The town has no interstate highways, the closest being Interstate 91 in neighboring Bernardston, the nearest exit being along Route 10, which enters through the northernmost portion of Gill before it crosses the Connecticut River over the Bennett's Meadow Bridge. The Route 10 bridge is the only active car bridge within town; the smaller Schell Bridge lies inactive (since 1985) near the Vermont state line, and the old Vermont & Massachusetts Rail Bridge lies between them. For 2.5 miles (4.0 km), Route 10 shares a concurrency with Route 63, which passes from neighboring Erving to the south into Hinsdale to the north. Route 10 also passes into New Hampshire and the town of Winchester, as it heads north towards nearby Keene. Additionally, most of Route 142 passes through the town towards Vernon, Vermont, and nearby Brattleboro.
The Amtrak Vermonter line passes through the town daily, offering train service between many of the cities along the Eastern Seaboard. However, it no longer stops at Northfield (the nearest stops are in Greenfield and Brattleboro) and there is no other public transportation within town. The nearest private airport is Turners Falls Airport in nearby Montague, with the nearest national air service being 65 miles (105 km) south at Bradley International Airport in Connecticut. The town has a boat ramp near Schell Bridge.
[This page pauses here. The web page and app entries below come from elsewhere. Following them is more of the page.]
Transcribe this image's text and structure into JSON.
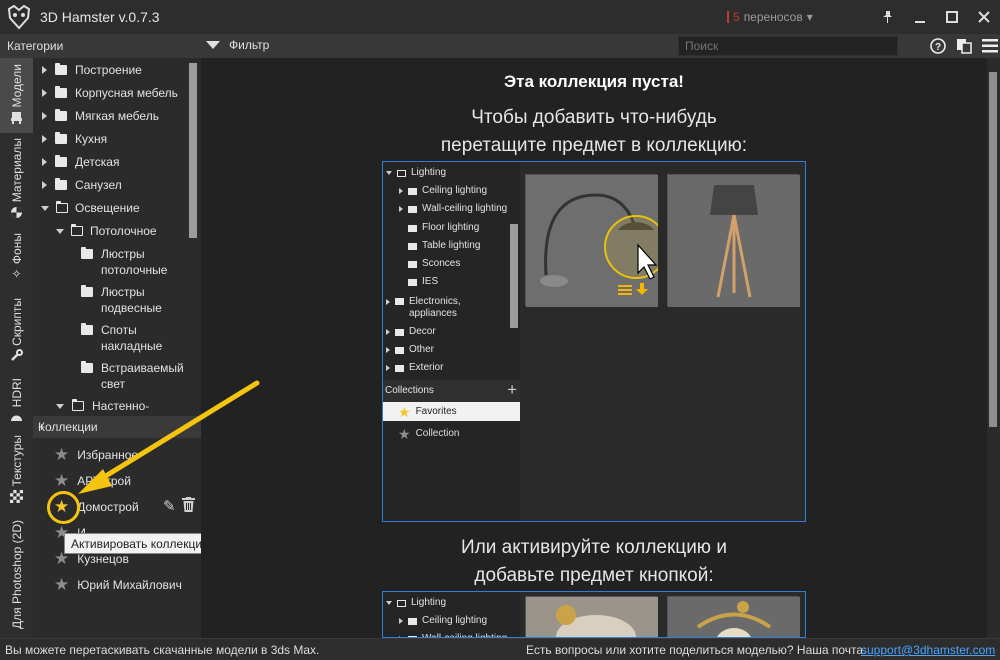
{
  "window": {
    "title": "3D Hamster v.0.7.3"
  },
  "titlebar": {
    "transfers_count": "5",
    "transfers_text": "переносов"
  },
  "header": {
    "categories_label": "Категории",
    "filter_label": "Фильтр",
    "search_placeholder": "Поиск"
  },
  "vertical_tabs": [
    "Модели",
    "Материалы",
    "Фоны",
    "Скрипты",
    "HDRI",
    "Текстуры",
    "Для Photoshop (2D)"
  ],
  "tree": [
    {
      "label": "Построение"
    },
    {
      "label": "Корпусная мебель"
    },
    {
      "label": "Мягкая мебель"
    },
    {
      "label": "Кухня"
    },
    {
      "label": "Детская"
    },
    {
      "label": "Санузел"
    },
    {
      "label": "Освещение"
    },
    {
      "label": "Потолочное"
    },
    {
      "label": "Люстры потолочные",
      "line1": "Люстры",
      "line2": "потолочные"
    },
    {
      "label": "Люстры подвесные",
      "line1": "Люстры",
      "line2": "подвесные"
    },
    {
      "label": "Споты накладные",
      "line1": "Споты",
      "line2": "накладные"
    },
    {
      "label": "Встраиваемый свет",
      "line1": "Встраиваемый",
      "line2": "свет"
    },
    {
      "label": "Настенно-"
    }
  ],
  "collections": {
    "title": "Коллекции",
    "items": [
      "Избранное",
      "АРТстрой",
      "Домострой",
      "И",
      "Кузнецов",
      "Юрий Михайлович"
    ],
    "tooltip": "Активировать коллекцию"
  },
  "main": {
    "empty_title": "Эта коллекция пуста!",
    "drag_line1": "Чтобы добавить что-нибудь",
    "drag_line2": "перетащите предмет в коллекцию:",
    "or_line1": "Или активируйте коллекцию и",
    "or_line2": "добавьте предмет кнопкой:"
  },
  "demo": {
    "tree": [
      "Lighting",
      "Ceiling lighting",
      "Wall-ceiling lighting",
      "Floor lighting",
      "Table lighting",
      "Sconces",
      "IES",
      "Electronics,",
      "appliances",
      "Decor",
      "Other",
      "Exterior"
    ],
    "collections_title": "Collections",
    "collections": [
      "Favorites",
      "Collection"
    ]
  },
  "statusbar": {
    "left": "Вы можете перетаскивать скачанные модели в 3ds Max.",
    "right": "Есть вопросы или хотите поделиться моделью? Наша почта:",
    "email": "support@3dhamster.com"
  },
  "colors": {
    "accent_blue": "#2f7fd4",
    "gold": "#f4c40f",
    "alert_red": "#c0392b"
  }
}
It is the only town on the Connecticut River that's on both sides of the river except for Pittsburg, New Hampshire, Wethersfield, Connecticut, and Haddam, Connecticut.
Source: United States census records and Population Estimates Program data.
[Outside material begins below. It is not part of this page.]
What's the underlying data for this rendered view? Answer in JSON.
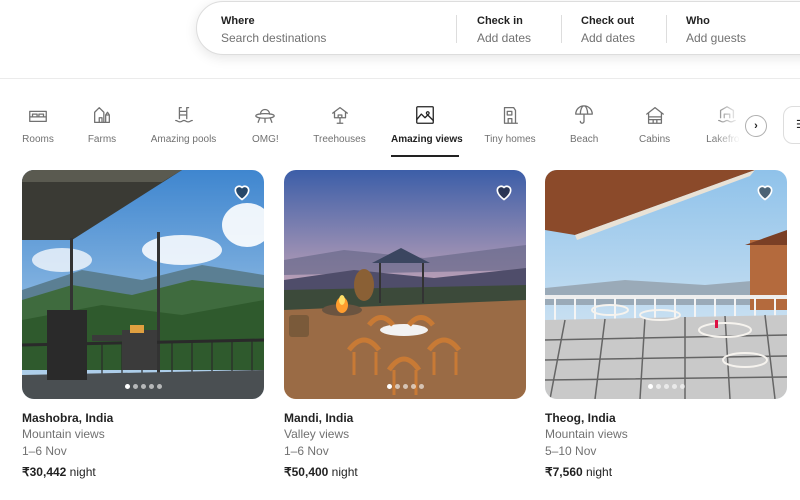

As of the census of 2000, there had been 2,951 people, 1,158 households, and 815 families residing in the town. The population density was 85.8 inhabitants per square mile (33.1/km2). There were 1,262 housing units at an average density of 36.7 per square mile (14.2/km2). The racial makeup of the town was 98.51% White, 0.10% Black or African American, 0.20% Native American, 0.20% Asian, 0.03% from other races, and 0.95% from two or more races. Hispanic or Latino of any race were 0.58% of the population.
There were 1,158 households, out of which 34.1% had children under the age of 18 living with them, 57.4% were married couples living together, 9.1% had a female householder with no husband present, and 29.6% were non-families. 25.2% of all households were made up of individuals, and 10.5% had someone living alone who was 65 years of age or older. The average household size was 2.53 and the average family size was 3.04.
In the town, the population's age was spread out, with 26.3% under the age of 18, 6.3% from 18 to 24, 27.5% from 25 to 44, 26.4% from 45 to 64, and 13.5% who were 65 years of age or older. The median age was 40 years. For every 100 females, there were 92.2 males. For every 100 females age 18 and over, there were 89.5 males.
The median income for a household in the town was $49,141, and the median income for a family was $56,816. Males had a median income of $40,396 versus $28,615 for females. The per capita income for the town was $21,517. About 3.6% of families and 5.0% of the population were below the poverty line, including 4.6% of those under age 18 and 9.1% of those age 65 or over.
The town is governed by a 5-member selectboard, charged with the creation and enforcement of policy, general decision-making, among other responsibilities. The town is part of the 2nd Franklin District in the Massachusetts House of Representatives, represented by Susannah Whipps, and the Hampshire, Franklin and Worcester Senate district, represented by Jo Comerford.